BY CHARLIE DERR
It is time to ask yourself: Is my likeness protected property?
If you have spent time on TikTok recently, it is likely that you too have scrutinized Tom Cruise’s sleight-ofhand for signs of life. What you and I saw was not an aging actor parlaying his fame into social media clout, but rather new, sophisticated, and largely unregulated artificial intelligence programming designed to deceive. This is what’s known as a “deepfake,” a type of synthetic media in which a person’s likeness is imitated by powerful machine learning algorithms.

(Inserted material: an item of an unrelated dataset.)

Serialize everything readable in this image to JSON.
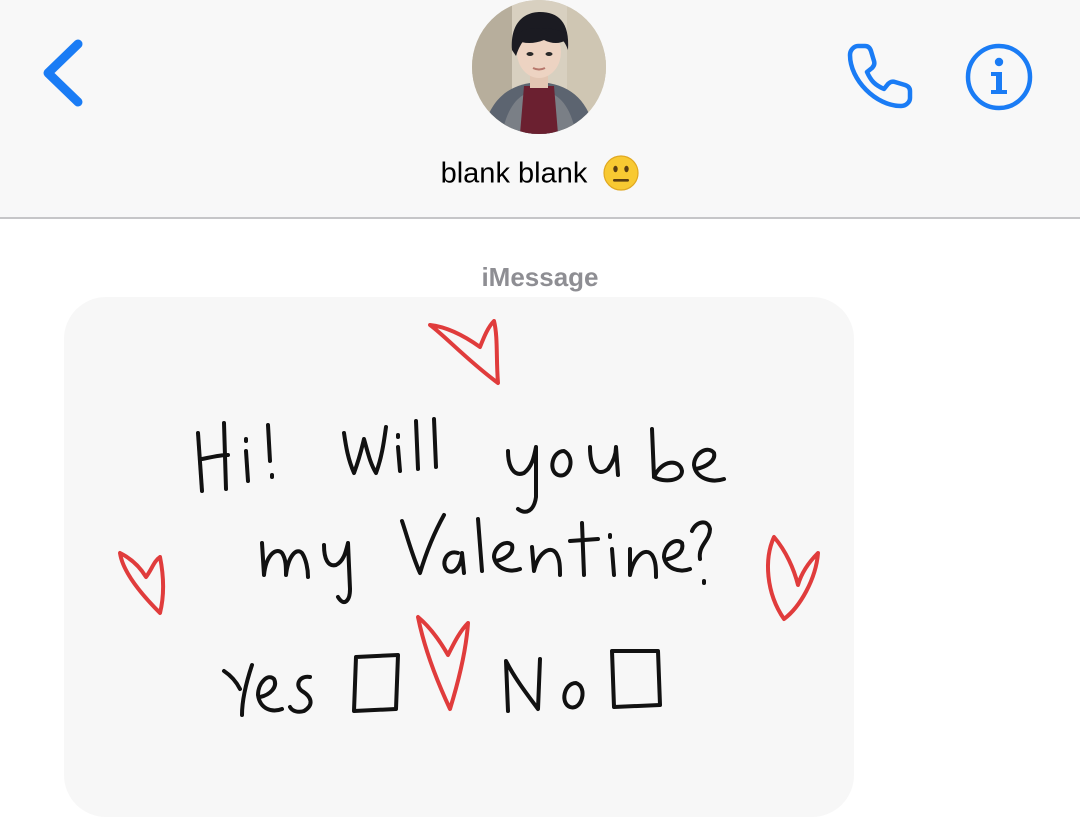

Major production houses have been improving this kind of AI for years— it’s the sort of facial scanning that resurrected Audrey Hepburn for chocolate ads way back in 2013. But the process has advanced tenfold in ensuing years, and the doppelgangers it can produce are now nearly indistinguishable from reality.
Enter “deepfake” as your query into any major search engine and you’ll immediately learn the technology’s most popular implementation—celebrity porn videos.

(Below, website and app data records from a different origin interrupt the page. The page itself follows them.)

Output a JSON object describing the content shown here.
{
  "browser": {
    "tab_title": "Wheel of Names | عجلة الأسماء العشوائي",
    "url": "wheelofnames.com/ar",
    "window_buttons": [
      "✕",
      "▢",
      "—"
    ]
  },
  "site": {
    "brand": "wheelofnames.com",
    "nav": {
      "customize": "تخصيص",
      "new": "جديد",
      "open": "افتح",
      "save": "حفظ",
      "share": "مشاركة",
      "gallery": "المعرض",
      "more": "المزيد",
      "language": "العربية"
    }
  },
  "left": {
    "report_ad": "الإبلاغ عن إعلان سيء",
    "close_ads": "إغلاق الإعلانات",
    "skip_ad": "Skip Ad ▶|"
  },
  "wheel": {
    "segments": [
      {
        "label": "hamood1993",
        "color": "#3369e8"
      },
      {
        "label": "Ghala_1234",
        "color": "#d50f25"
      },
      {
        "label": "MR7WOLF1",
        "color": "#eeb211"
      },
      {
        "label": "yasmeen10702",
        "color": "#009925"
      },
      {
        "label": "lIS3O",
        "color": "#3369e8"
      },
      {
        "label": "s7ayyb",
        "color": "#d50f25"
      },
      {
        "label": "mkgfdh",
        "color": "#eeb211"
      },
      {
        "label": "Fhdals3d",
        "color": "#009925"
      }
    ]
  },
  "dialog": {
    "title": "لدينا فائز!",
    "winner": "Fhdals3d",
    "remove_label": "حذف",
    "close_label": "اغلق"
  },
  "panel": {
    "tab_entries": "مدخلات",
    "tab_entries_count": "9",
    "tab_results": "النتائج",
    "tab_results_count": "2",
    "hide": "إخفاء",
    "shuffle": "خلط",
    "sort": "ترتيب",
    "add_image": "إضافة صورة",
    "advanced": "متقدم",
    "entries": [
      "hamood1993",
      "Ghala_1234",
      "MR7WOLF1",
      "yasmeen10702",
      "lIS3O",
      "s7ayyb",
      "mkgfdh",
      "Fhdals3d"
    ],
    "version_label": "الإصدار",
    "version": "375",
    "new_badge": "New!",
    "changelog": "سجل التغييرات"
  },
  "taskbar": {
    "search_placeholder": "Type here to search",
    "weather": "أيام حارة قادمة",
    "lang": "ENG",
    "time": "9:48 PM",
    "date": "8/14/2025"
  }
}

Deep faking has also been utilized to influence international media, discredit politicians, and spread disinformation about COVID-19. Presently, the technology requires several hours of audio and video footage to produce an effective facsimile; that’s why celebrities and politicians are preferred targets.
However, it’s likely that its rapid advancement will allow seamless identity theft using just your Instagram feed.

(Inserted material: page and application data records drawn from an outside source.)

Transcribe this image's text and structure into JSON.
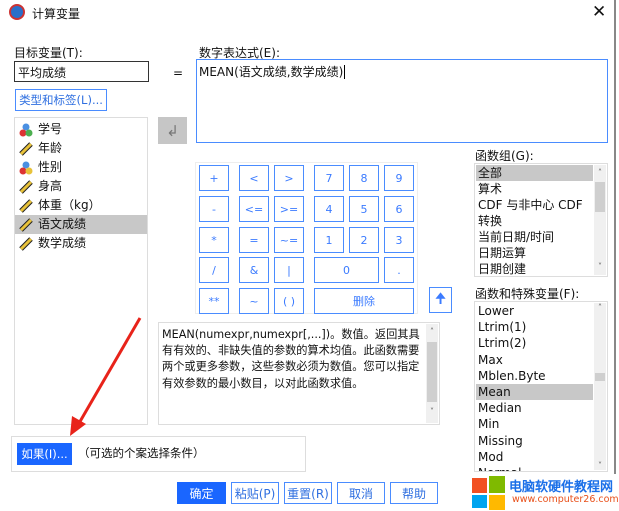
{
  "window": {
    "title": "计算变量"
  },
  "target": {
    "label": "目标变量(T):",
    "value": "平均成绩",
    "type_label_button": "类型和标签(L)..."
  },
  "equals": "=",
  "expression": {
    "label": "数字表达式(E):",
    "value": "MEAN(语文成绩,数学成绩)"
  },
  "variables": [
    {
      "name": "学号",
      "icon": "nominal-icon"
    },
    {
      "name": "年龄",
      "icon": "scale-ruler-icon"
    },
    {
      "name": "性别",
      "icon": "nominal-string-icon"
    },
    {
      "name": "身高",
      "icon": "scale-ruler-icon"
    },
    {
      "name": "体重（kg）",
      "icon": "scale-ruler-icon"
    },
    {
      "name": "语文成绩",
      "icon": "scale-ruler-icon",
      "selected": true
    },
    {
      "name": "数学成绩",
      "icon": "scale-ruler-icon"
    }
  ],
  "keypad": [
    [
      "+",
      "<",
      ">",
      "7",
      "8",
      "9"
    ],
    [
      "-",
      "<=",
      ">=",
      "4",
      "5",
      "6"
    ],
    [
      "*",
      "=",
      "~=",
      "1",
      "2",
      "3"
    ],
    [
      "/",
      "&",
      "|",
      "0",
      "."
    ],
    [
      "**",
      "~",
      "( )",
      "删除"
    ]
  ],
  "description": "MEAN(numexpr,numexpr[,...])。数值。返回其具有有效的、非缺失值的参数的算术均值。此函数需要两个或更多参数，这些参数必须为数值。您可以指定有效参数的最小数目，以对此函数求值。",
  "function_group": {
    "label": "函数组(G):",
    "items": [
      "全部",
      "算术",
      "CDF 与非中心 CDF",
      "转换",
      "当前日期/时间",
      "日期运算",
      "日期创建"
    ],
    "selected": "全部"
  },
  "functions": {
    "label": "函数和特殊变量(F):",
    "items": [
      "Lower",
      "Ltrim(1)",
      "Ltrim(2)",
      "Max",
      "Mblen.Byte",
      "Mean",
      "Median",
      "Min",
      "Missing",
      "Mod",
      "Normal"
    ],
    "selected": "Mean"
  },
  "if_button": "如果(I)...",
  "if_note": "（可选的个案选择条件）",
  "buttons": {
    "ok": "确定",
    "paste": "粘贴(P)",
    "reset": "重置(R)",
    "cancel": "取消",
    "help": "帮助"
  },
  "watermark": {
    "title": "电脑软硬件教程网",
    "url": "www.computer26.com"
  },
  "colors": {
    "accent": "#1a66ff",
    "arrow": "#e8231a"
  }
}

Despite the formation of a G7backed Global Partnership on AI, the United States government has yet to endorse its policies, and there is no federal law prohibiting the creation or distribution of deepfakes, although several bills have been introduced in Congress.
It has been left largely to social media conglomerates to self-police content and introduce or enforce disinformation countermeasures, and their traffic-driven profit models ensure that no serious action will be taken to dismantle fraudulent accounts.
Artificial intelligence has serious potential for damage. Beyond the insidious specter of fake news, we are just beginning to see what a world full of AI looks like—transhumanism, fully automated workplaces, algorithm overlords, and self-driving cars. It appears our government historically prefers to implement regulation after disruptions have begun to wreak havoc on our social systems, but it is imperative that in this case, the United States Congress acts now.
A regulatory board must be established for Internet-based media and technology, staffed with former industry members and ethics and policy experts with a singular goal of protecting humanity. The stakes are too high to stand by.